**Work to complete**
The word "Peak" marks the lines you need; copy each of them from the data.
━━━━━ The data ━━━━━
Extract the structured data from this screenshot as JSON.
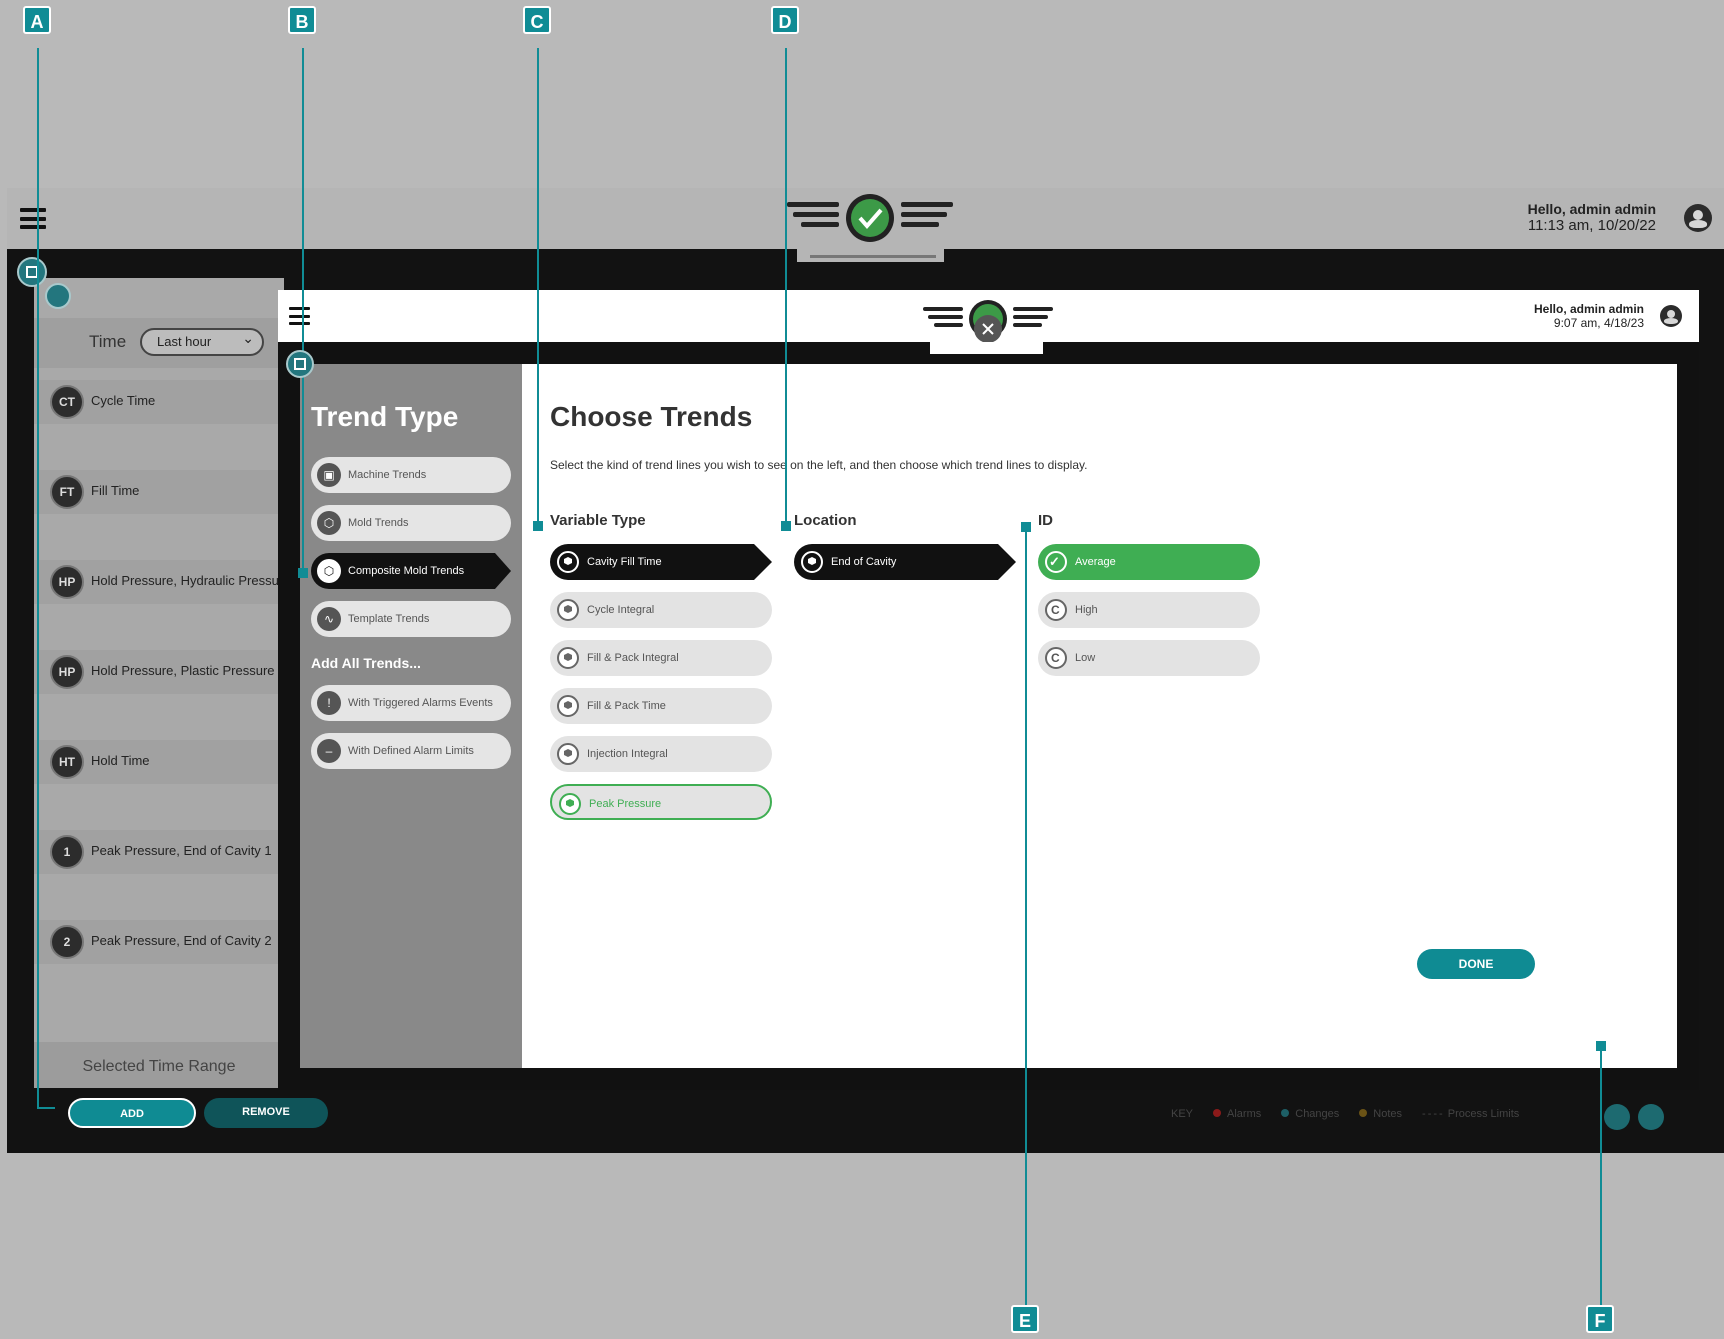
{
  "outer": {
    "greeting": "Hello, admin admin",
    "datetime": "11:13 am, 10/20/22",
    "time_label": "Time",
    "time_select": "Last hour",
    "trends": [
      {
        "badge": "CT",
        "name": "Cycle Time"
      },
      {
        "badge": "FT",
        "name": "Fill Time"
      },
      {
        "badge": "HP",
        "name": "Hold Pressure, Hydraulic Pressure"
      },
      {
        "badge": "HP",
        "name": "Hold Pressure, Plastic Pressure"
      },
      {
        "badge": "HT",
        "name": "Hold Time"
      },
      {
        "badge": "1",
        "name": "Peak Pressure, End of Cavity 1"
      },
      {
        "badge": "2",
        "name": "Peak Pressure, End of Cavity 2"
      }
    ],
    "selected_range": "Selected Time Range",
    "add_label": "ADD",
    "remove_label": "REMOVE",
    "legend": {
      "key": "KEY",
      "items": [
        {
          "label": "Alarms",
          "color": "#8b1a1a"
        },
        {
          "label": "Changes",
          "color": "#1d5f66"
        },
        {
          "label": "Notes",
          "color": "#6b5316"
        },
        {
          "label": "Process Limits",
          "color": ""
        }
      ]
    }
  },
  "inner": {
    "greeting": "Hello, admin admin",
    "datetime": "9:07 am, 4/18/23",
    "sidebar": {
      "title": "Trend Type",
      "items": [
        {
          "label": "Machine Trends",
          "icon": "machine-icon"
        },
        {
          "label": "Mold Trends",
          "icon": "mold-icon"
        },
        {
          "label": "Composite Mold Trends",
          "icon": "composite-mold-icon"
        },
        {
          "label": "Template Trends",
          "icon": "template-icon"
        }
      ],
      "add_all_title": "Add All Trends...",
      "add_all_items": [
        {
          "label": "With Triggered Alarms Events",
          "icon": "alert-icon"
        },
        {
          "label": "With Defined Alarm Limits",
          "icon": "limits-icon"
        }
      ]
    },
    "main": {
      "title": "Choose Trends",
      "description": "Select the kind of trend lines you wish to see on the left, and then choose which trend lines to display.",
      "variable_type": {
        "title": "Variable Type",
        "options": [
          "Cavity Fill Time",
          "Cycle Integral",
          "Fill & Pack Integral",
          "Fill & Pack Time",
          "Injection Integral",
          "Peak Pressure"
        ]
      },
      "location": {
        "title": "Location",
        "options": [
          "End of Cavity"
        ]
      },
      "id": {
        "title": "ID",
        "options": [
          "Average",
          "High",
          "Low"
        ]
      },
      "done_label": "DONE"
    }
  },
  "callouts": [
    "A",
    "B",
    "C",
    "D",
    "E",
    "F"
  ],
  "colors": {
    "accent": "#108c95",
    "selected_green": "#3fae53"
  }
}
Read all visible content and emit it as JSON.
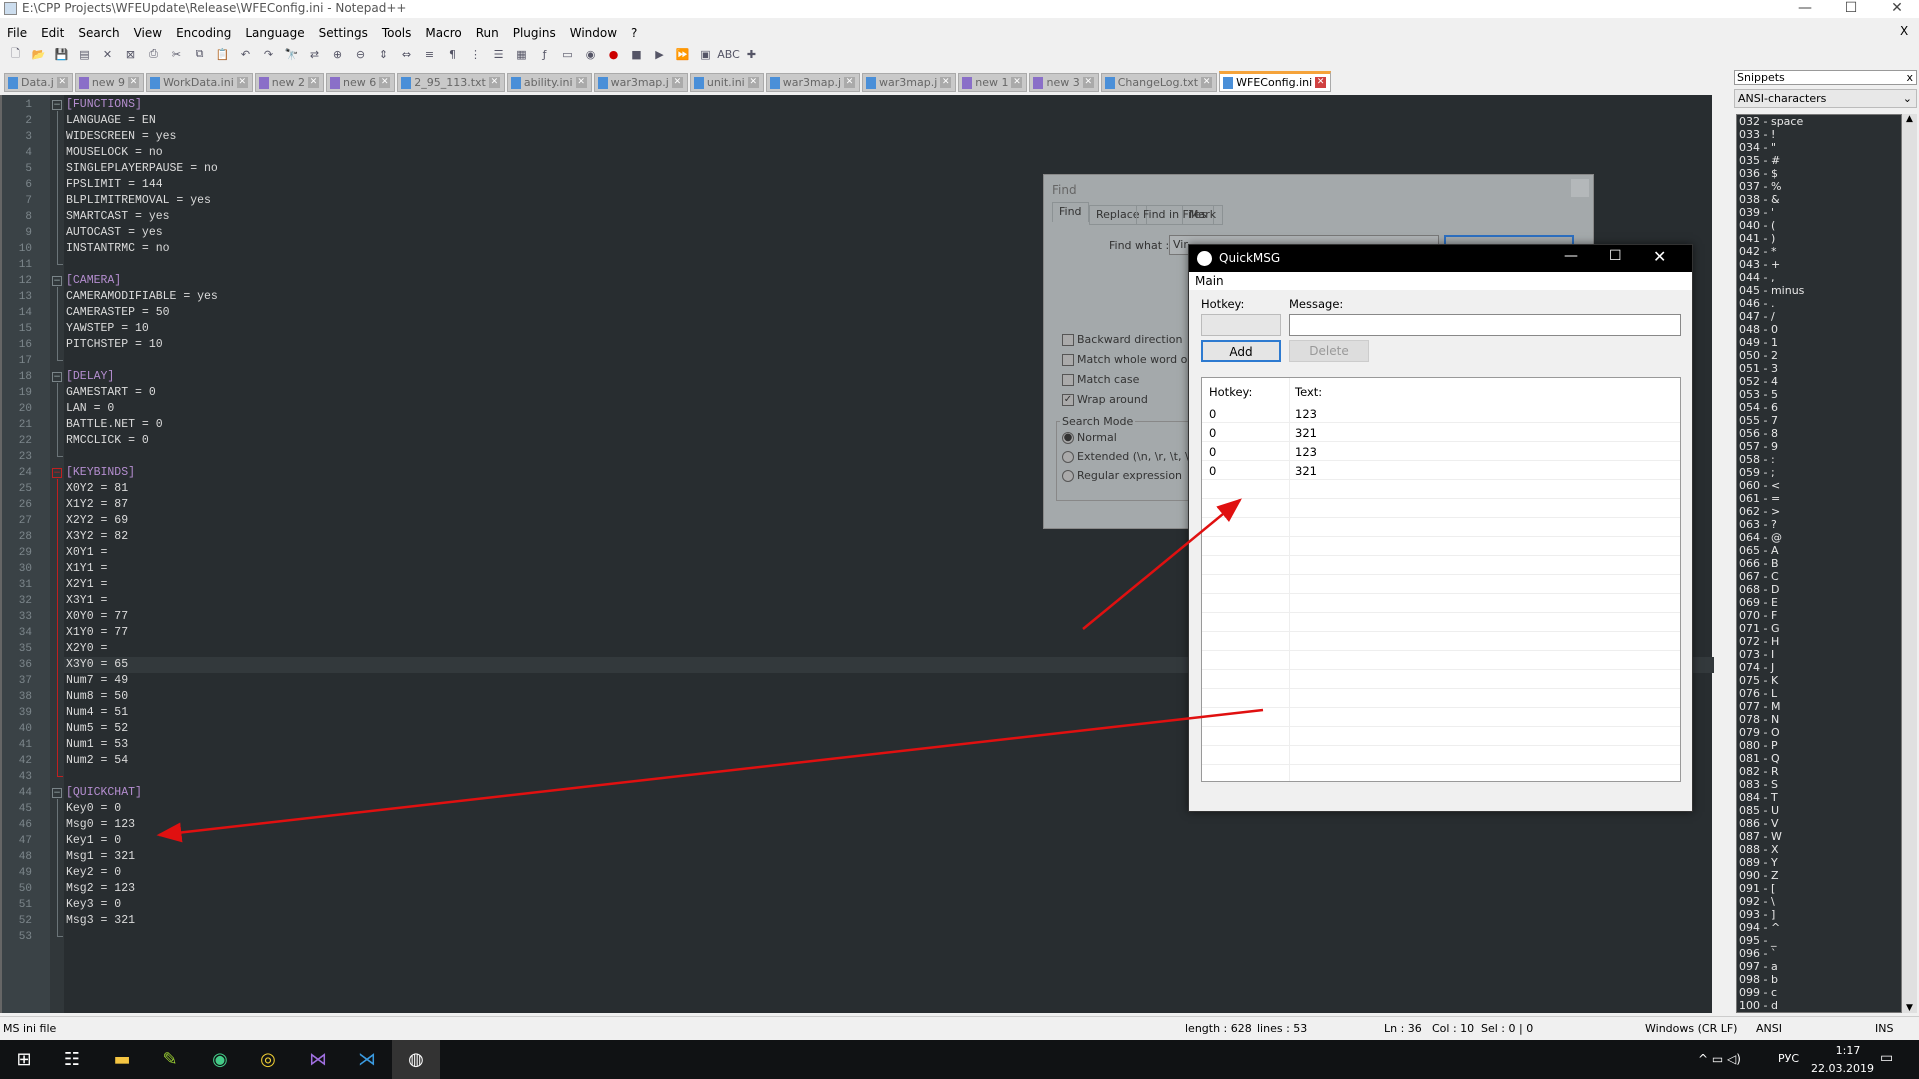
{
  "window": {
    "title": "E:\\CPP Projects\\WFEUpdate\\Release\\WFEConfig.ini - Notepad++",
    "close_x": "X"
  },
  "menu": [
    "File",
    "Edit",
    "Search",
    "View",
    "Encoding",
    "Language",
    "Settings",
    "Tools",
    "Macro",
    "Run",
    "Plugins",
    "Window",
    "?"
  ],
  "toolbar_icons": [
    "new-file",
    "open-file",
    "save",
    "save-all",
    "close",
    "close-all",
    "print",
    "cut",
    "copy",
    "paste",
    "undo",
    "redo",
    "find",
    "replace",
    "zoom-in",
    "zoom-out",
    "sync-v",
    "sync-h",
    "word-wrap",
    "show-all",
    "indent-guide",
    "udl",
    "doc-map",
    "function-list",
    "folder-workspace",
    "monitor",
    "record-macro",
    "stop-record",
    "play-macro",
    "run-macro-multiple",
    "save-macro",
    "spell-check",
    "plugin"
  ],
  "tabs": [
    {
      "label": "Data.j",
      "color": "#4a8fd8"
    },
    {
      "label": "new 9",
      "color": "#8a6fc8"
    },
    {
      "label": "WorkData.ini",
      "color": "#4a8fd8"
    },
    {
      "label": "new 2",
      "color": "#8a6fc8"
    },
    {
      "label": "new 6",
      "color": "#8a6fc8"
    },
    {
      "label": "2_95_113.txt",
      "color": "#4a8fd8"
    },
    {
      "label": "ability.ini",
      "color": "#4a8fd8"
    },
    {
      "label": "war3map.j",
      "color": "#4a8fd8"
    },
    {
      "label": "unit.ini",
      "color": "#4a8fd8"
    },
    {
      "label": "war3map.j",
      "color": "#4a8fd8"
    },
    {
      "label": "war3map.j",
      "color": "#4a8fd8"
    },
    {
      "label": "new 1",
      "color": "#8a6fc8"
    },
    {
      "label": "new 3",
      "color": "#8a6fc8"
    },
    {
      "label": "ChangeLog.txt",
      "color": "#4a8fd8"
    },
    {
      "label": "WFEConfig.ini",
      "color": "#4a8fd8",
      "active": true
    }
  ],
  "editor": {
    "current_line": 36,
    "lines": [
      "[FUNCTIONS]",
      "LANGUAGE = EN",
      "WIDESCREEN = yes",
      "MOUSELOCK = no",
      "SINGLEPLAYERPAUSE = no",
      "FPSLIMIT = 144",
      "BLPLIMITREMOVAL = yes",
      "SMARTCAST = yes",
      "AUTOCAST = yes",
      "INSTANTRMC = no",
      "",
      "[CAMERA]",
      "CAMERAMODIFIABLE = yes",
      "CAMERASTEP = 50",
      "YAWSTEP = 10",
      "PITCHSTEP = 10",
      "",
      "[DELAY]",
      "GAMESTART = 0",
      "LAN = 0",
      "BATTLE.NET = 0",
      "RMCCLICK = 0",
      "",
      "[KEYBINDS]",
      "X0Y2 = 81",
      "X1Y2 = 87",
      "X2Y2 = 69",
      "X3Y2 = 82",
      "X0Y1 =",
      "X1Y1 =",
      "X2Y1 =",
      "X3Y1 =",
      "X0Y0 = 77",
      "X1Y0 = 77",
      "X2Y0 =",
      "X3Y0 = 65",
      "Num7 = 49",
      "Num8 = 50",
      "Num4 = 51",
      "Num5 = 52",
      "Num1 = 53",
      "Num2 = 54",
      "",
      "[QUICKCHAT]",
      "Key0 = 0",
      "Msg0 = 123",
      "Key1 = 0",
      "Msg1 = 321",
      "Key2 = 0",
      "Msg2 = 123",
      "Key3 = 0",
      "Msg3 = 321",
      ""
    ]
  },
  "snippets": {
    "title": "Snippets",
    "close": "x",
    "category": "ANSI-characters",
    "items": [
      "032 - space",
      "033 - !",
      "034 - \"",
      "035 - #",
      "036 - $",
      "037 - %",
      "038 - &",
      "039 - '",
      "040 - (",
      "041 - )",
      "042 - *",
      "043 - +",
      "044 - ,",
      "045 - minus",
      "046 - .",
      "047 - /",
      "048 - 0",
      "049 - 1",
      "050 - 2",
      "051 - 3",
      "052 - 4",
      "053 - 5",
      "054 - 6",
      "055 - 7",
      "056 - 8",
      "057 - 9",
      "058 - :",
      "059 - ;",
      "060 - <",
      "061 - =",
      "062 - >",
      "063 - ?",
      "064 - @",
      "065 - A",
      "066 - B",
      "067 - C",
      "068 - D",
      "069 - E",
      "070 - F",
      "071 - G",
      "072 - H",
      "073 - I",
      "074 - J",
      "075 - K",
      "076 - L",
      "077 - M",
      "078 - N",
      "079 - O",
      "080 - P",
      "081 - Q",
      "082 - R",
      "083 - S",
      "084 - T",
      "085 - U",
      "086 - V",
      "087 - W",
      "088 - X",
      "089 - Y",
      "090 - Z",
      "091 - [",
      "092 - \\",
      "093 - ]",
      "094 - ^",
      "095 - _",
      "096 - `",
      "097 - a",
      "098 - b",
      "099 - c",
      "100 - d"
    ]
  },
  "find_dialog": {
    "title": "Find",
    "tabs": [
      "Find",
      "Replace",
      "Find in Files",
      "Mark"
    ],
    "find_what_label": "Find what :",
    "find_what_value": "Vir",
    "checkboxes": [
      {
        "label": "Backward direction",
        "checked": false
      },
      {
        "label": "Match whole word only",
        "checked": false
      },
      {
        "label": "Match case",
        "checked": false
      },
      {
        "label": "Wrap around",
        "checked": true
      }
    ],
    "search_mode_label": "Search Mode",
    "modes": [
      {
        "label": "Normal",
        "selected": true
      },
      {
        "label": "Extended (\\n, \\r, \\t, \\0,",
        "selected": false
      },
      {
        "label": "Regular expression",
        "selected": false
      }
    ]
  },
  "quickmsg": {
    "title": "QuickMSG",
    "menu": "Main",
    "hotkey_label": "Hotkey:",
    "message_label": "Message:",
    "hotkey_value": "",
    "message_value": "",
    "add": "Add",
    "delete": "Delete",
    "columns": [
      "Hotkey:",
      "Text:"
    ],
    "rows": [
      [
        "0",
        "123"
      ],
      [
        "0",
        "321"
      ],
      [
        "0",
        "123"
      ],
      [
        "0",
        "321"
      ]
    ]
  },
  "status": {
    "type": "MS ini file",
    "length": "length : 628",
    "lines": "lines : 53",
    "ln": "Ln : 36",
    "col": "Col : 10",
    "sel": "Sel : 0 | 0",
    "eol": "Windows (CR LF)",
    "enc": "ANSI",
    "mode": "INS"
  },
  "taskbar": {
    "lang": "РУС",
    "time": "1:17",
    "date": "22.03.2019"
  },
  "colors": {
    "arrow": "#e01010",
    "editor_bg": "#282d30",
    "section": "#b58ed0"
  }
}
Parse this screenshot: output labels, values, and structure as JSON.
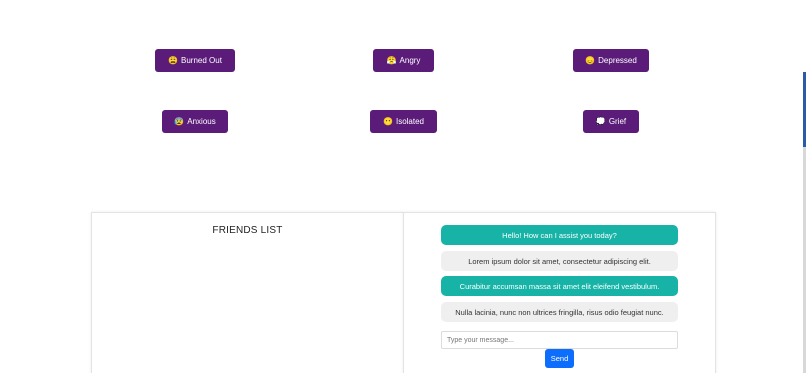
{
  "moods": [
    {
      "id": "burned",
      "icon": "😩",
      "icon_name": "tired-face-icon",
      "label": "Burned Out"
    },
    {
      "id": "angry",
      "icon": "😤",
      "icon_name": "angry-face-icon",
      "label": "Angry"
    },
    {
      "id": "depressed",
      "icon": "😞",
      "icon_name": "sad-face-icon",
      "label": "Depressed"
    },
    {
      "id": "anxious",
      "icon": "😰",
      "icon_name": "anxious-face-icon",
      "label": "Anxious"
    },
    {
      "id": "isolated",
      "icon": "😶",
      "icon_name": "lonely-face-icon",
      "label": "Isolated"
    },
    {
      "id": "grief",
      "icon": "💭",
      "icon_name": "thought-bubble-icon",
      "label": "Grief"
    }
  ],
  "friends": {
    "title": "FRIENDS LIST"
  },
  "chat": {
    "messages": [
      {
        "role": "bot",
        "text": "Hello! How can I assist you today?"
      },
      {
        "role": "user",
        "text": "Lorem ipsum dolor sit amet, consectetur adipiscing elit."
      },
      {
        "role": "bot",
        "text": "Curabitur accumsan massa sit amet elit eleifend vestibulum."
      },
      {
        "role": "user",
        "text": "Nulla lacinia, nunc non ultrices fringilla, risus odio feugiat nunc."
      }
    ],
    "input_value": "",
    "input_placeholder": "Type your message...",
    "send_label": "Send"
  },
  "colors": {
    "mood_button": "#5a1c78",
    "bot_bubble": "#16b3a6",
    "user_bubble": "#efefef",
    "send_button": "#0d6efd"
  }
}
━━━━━
**Written answer**
        "name": "Peak Pressure, End of Cavity 1"
        "name": "Peak Pressure, End of Cavity 2"
          "Peak Pressure"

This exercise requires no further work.